  • Keep the experience evolving. The store varies its thank-you gift for repeat purchases. After the bud vase, a customer might receive a hand-delivered Waterford crystal bowl filled with chocolate or potpourri. The firm plans to record its jazz band—which also provides background music for its television commercials—on a CD, which could be used as a thank-you gift, sending the store’s soundtrack into customers’ homes.

  • Consider customization. The firm customizes transactions to meet customers’ needs, and salespeople are empowered to make decisions. For instance, a salesperson could extend the firm’s return policy for a young man who plans to propose but isn’t sure his intended will say “yes.” Warranties can be extended upon request, or goods can be offered without warranty if the customer asks for the very best price. Also, the firm can print out disclosures specifically for each gemstone and hand them to the customer at purchase.

  • Be as visible as possible. In September, David Nygaard Fine Jewelers moved across the street, from a strip center to a freestanding store where 65,000 cars drive by daily. Over a month-long period, the store made arrangements with five of the finest local restaurants to give every Saturday-night customer its fancy shopping bag, which held a $25 gift certificate and a map to the store. So far, the strategy has resulted in four sales in the $6,000 range. “I want people at expensive restaurants to be seen with my bag so it becomes a key regional brand,” he says.

  • Nygaard has also appeared with his children in public service announcements that run on his local NBC affiliate. The topic: the importance of spending time with your kids. The public service announcement runs two weeks out of every month and was changed three times in the last year as his children grew older.

  • Transform relationships. Nygaard contends that the “experience economy” will be superseded by the “transformation economy,” in which businesses play a role in transforming relationships. His firm plans to invite Cynthia Marcusson of Cynthia Renée in Fallbrook, Calif., to conduct a seminar on “how to express yourself as a woman through your wardrobe.” Friday afternoons last December included high tea (with home-baked scones) and a series of seminars. Topics included “how to set a holiday table” and “10 essential pieces for a jewelry wardrobe.” The firm also provides one-on-one coaching for young men who want advice on how to propose.

Background on Branding
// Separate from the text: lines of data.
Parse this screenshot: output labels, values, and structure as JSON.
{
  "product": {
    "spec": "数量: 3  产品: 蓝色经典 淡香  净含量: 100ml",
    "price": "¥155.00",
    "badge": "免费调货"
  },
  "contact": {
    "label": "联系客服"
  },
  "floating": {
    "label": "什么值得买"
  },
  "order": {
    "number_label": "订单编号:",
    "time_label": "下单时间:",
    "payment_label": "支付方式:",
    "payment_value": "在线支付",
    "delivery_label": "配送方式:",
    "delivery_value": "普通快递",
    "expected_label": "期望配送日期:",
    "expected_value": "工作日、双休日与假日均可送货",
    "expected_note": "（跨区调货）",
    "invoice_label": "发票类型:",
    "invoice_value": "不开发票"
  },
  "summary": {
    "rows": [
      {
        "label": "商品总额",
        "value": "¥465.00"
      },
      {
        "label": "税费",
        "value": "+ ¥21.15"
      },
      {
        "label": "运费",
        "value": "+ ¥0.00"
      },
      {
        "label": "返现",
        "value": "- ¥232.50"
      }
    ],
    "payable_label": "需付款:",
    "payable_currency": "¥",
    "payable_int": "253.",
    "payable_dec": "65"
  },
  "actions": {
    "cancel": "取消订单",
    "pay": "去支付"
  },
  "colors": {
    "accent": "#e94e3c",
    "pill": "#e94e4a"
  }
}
David Nygaard recommends the following books on branding and the American economy:

  • The Experience Economy: Work is Theater & Every Business a Stage, by Joseph Pine II and James H. Gilmore (Harvard Business School Press, 1999).

  • Eating the Big Fish: How Challenger Brands Can Compete Against Brand Leaders, by Adam Morgan (John Wiley & Sons, 1999).

  • The Omnipowerful Brand, by Frank Delano (AMACOM, 1998).

  • Building Strong Brands, by David Aaker (Free Press, 1995).